Provided entries section start
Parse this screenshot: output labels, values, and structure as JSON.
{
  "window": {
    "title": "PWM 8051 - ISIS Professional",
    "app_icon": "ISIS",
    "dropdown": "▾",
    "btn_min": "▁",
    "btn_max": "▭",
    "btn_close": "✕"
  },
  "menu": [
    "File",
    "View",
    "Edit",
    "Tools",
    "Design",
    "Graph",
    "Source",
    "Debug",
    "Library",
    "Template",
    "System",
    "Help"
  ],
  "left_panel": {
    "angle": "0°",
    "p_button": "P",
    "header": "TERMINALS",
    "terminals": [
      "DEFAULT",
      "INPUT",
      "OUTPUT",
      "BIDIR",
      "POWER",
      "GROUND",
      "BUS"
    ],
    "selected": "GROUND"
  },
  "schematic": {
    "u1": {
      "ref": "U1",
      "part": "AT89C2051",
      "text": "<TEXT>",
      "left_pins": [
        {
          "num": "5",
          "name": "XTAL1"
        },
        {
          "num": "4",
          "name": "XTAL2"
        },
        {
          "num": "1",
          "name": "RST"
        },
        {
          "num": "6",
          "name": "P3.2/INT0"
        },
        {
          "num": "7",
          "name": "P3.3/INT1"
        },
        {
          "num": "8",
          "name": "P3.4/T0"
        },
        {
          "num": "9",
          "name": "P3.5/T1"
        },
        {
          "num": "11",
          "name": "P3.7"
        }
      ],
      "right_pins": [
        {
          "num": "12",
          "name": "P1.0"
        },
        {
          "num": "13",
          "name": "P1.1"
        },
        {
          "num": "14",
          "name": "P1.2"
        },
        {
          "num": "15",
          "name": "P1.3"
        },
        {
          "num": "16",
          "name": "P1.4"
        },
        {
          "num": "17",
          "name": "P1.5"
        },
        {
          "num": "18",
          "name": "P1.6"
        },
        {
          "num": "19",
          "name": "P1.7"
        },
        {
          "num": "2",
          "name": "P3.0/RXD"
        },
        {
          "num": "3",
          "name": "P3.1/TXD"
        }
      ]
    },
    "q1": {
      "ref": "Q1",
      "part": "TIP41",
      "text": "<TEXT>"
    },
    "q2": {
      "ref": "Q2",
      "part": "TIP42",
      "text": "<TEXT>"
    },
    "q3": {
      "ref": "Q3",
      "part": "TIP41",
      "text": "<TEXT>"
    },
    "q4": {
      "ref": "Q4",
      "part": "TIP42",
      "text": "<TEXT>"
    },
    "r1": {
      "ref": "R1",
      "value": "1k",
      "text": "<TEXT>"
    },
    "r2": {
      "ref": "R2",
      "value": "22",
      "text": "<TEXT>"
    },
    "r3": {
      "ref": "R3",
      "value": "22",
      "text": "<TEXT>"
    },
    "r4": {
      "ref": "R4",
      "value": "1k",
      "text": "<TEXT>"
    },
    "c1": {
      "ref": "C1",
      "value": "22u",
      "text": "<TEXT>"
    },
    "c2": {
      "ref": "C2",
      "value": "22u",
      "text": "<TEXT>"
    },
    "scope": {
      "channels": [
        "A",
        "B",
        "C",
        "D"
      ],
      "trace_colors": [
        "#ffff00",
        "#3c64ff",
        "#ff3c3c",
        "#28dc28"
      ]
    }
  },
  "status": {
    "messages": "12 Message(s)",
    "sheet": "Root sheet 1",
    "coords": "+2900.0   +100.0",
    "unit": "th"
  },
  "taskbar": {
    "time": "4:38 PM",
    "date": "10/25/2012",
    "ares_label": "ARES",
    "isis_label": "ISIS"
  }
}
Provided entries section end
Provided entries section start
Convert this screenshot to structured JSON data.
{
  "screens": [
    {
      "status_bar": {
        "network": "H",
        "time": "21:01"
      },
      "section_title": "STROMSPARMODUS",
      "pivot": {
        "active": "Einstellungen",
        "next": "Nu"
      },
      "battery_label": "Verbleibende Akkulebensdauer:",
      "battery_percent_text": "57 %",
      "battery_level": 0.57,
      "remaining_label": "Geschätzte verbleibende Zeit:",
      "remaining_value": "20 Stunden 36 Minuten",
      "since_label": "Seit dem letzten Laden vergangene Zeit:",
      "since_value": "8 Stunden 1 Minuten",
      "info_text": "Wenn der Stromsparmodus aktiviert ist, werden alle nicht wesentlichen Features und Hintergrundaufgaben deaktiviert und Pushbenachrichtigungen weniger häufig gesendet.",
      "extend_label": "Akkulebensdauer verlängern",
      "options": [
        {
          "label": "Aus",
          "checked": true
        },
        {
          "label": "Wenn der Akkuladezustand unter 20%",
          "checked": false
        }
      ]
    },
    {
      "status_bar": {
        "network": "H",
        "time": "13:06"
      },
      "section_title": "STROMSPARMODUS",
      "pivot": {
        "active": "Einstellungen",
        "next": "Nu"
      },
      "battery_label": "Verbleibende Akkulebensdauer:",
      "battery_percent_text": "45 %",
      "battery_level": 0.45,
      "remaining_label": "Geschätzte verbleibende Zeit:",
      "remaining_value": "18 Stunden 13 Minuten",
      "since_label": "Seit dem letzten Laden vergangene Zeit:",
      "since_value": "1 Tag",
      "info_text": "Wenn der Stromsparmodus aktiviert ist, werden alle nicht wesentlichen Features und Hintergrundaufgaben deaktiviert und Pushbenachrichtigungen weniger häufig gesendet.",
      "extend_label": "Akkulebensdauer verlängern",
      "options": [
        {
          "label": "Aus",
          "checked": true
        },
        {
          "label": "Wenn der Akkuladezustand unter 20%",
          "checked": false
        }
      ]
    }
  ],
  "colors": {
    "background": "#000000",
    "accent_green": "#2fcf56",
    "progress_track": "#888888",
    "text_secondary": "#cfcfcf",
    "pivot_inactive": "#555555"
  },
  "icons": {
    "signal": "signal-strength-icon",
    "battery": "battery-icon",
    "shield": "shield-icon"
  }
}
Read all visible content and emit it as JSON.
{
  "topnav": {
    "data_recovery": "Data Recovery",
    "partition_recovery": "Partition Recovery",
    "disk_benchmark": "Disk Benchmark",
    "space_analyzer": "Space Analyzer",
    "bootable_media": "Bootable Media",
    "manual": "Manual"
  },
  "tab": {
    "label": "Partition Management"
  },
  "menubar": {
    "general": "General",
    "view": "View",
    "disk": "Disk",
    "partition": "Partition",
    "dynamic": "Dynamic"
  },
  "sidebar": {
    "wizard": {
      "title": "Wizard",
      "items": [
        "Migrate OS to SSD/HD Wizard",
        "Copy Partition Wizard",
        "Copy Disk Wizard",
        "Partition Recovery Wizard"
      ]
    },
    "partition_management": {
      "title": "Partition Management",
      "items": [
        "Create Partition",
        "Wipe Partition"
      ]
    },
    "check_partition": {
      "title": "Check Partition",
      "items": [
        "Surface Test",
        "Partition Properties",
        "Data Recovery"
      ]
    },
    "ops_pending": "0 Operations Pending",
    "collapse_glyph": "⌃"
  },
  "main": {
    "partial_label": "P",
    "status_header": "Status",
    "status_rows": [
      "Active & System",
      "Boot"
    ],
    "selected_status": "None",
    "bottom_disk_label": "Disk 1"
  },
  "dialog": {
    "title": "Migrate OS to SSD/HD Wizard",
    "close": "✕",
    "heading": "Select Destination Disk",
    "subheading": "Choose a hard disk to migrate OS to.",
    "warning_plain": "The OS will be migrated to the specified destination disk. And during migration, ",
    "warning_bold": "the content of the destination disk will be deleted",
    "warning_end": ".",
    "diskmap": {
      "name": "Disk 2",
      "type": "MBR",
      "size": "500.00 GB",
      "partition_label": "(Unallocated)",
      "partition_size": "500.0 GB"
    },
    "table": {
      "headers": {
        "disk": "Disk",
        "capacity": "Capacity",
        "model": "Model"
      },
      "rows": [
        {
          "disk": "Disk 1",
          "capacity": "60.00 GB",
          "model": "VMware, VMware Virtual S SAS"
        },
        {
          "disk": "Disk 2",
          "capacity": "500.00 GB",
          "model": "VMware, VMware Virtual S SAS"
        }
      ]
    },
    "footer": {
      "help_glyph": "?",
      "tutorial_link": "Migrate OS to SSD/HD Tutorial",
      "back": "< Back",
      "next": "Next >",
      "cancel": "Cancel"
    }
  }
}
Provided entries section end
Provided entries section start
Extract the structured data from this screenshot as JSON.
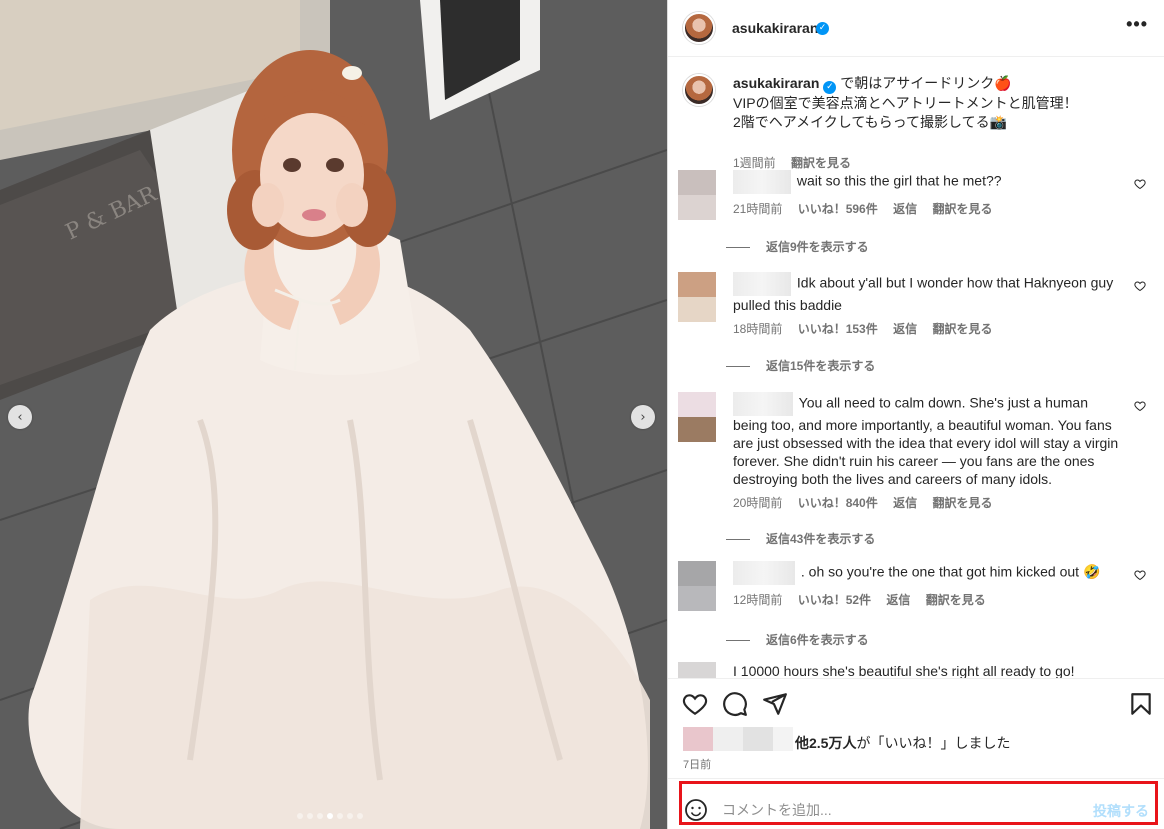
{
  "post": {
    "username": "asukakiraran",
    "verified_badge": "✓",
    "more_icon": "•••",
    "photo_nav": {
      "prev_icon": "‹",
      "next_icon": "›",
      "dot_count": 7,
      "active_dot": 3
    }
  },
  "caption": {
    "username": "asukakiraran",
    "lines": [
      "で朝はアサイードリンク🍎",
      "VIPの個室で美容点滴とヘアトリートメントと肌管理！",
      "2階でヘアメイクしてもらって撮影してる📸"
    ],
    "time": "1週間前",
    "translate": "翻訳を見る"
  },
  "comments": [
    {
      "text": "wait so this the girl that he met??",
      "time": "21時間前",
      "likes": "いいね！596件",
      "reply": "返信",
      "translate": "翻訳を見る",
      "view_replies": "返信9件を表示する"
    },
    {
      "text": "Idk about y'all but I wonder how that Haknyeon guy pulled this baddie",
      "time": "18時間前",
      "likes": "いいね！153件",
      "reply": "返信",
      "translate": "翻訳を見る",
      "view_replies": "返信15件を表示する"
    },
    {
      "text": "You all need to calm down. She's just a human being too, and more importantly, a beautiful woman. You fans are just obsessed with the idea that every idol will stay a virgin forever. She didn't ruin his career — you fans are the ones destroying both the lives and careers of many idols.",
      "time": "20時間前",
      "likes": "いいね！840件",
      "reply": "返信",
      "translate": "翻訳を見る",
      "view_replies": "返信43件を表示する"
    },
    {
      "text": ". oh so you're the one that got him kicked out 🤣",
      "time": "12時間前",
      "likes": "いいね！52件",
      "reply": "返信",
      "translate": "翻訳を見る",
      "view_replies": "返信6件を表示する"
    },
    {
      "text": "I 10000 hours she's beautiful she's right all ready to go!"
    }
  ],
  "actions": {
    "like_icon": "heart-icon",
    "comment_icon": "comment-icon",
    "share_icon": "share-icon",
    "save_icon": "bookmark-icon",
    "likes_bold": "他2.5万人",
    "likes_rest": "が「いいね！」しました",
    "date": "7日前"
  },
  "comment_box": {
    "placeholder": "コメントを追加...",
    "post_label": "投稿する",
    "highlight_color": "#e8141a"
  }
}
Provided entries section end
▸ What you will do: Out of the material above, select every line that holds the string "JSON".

▸ Exercise solution:
Parse this screenshot: output labels, values, and structure as JSON.
Convert this screenshot to structured JSON data.
Read all visible content and emit it as JSON.
Extract the structured data from this screenshot as JSON.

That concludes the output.